> _REQUIRED ACTION_
Where does the string "Microsoft" occur in the records? Copy each line that holds it.

> _RECORDS TO USE_
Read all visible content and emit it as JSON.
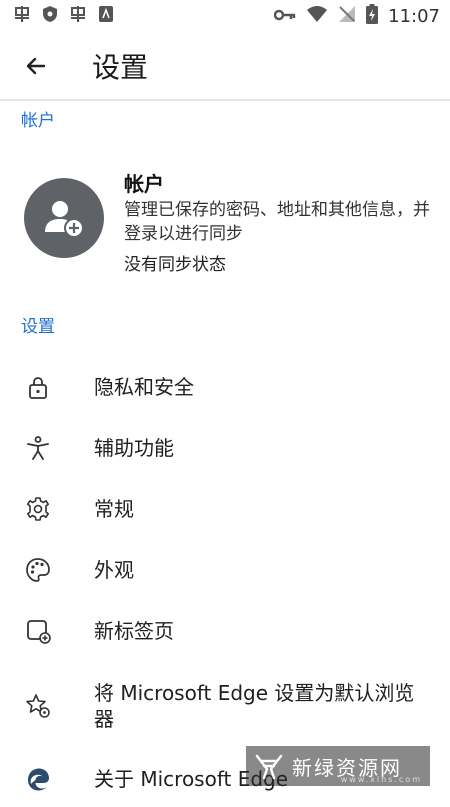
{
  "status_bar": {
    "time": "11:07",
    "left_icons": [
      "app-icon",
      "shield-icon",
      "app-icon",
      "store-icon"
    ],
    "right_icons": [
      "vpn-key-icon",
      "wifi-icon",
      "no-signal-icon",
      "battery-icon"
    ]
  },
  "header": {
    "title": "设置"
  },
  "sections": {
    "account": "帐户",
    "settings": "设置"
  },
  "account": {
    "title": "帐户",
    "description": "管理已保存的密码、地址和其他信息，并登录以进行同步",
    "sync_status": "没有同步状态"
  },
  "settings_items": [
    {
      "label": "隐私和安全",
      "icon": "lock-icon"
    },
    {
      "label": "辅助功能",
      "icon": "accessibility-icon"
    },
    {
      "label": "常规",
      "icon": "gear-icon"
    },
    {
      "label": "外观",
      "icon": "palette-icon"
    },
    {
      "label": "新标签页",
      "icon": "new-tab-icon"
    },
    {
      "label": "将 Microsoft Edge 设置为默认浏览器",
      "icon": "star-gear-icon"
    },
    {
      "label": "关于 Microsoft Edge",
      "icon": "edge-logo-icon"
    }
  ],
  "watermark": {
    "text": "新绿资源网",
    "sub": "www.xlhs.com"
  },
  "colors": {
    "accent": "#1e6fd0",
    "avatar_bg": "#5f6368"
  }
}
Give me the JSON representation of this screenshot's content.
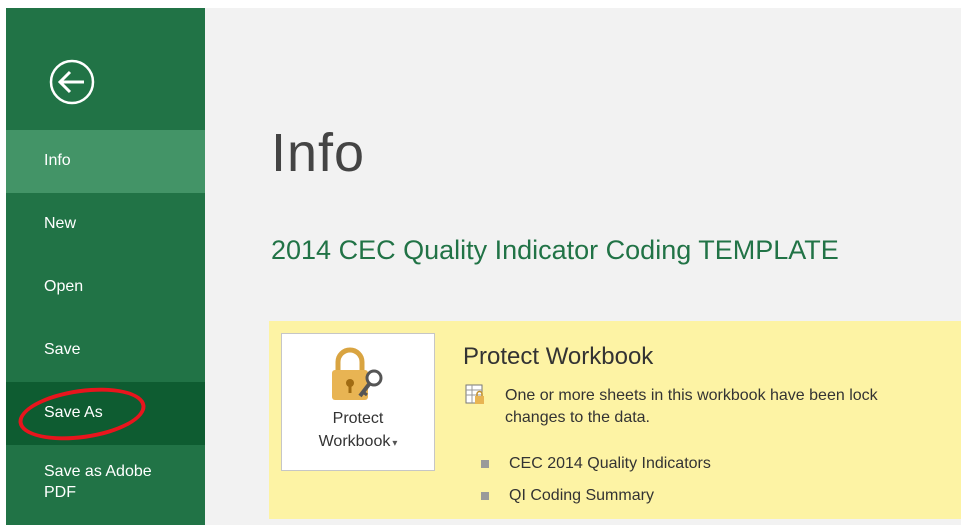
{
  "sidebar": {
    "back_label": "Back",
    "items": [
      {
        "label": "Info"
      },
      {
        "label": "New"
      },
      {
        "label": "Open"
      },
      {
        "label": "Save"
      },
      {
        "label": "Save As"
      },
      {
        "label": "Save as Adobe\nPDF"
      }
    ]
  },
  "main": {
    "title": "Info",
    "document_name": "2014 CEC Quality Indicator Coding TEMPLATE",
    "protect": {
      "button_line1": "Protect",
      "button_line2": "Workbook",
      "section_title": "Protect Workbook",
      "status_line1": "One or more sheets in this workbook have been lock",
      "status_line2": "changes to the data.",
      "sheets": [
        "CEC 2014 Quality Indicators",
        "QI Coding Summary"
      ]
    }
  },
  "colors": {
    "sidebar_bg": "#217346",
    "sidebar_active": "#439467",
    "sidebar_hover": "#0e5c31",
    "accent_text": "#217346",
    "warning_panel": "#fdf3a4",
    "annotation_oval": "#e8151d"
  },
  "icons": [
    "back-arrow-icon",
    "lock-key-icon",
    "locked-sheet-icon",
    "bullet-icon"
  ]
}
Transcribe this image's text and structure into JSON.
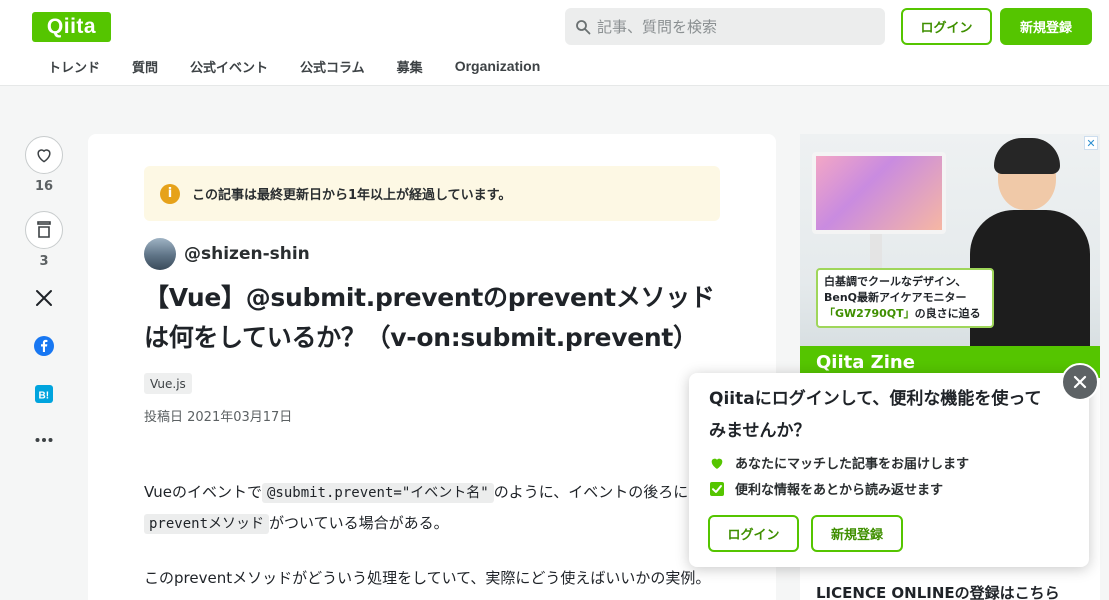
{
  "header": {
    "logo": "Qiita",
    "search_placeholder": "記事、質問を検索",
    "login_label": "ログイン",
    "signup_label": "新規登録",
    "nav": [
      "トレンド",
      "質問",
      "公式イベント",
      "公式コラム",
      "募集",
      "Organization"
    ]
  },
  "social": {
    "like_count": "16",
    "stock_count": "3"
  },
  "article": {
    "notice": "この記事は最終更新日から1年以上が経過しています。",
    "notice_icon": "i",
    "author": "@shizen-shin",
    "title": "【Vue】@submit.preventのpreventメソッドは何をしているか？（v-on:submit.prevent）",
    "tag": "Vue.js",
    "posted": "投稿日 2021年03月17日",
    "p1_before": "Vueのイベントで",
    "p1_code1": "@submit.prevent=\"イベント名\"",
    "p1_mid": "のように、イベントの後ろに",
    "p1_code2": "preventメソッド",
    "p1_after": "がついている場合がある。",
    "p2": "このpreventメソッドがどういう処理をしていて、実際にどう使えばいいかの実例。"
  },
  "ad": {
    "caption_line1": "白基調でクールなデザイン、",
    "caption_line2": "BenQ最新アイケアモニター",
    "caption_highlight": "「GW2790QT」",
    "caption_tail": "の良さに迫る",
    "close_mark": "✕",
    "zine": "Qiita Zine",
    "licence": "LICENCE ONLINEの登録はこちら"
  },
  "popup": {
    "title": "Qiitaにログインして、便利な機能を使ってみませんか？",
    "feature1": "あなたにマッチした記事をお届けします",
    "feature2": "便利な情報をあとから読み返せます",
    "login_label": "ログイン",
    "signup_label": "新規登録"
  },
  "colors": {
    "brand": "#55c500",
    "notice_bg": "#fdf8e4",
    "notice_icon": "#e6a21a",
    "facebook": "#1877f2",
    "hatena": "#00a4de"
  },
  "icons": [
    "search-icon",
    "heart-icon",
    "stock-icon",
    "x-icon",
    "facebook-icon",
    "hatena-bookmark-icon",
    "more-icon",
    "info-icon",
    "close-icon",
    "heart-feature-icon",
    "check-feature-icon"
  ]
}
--
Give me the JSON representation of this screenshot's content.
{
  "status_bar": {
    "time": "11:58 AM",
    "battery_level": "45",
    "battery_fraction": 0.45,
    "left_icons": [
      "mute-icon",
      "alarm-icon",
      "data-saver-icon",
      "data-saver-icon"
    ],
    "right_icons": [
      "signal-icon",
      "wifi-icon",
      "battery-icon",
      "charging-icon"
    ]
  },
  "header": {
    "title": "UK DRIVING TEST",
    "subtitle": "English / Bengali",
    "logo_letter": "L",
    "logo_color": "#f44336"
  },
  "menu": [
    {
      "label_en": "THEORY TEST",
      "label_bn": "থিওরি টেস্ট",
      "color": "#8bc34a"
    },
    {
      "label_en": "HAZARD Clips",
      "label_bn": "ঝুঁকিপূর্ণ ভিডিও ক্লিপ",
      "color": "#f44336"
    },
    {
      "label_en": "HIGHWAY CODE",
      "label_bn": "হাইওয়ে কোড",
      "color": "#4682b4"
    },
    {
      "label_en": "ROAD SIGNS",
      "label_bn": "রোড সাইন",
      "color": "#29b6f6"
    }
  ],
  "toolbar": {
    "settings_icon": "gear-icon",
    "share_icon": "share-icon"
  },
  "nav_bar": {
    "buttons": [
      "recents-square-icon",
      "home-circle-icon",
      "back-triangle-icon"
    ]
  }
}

> _YOUR SOLUTION_
      "label": "将 Microsoft Edge 设置为默认浏览器",
      "label": "关于 Microsoft Edge",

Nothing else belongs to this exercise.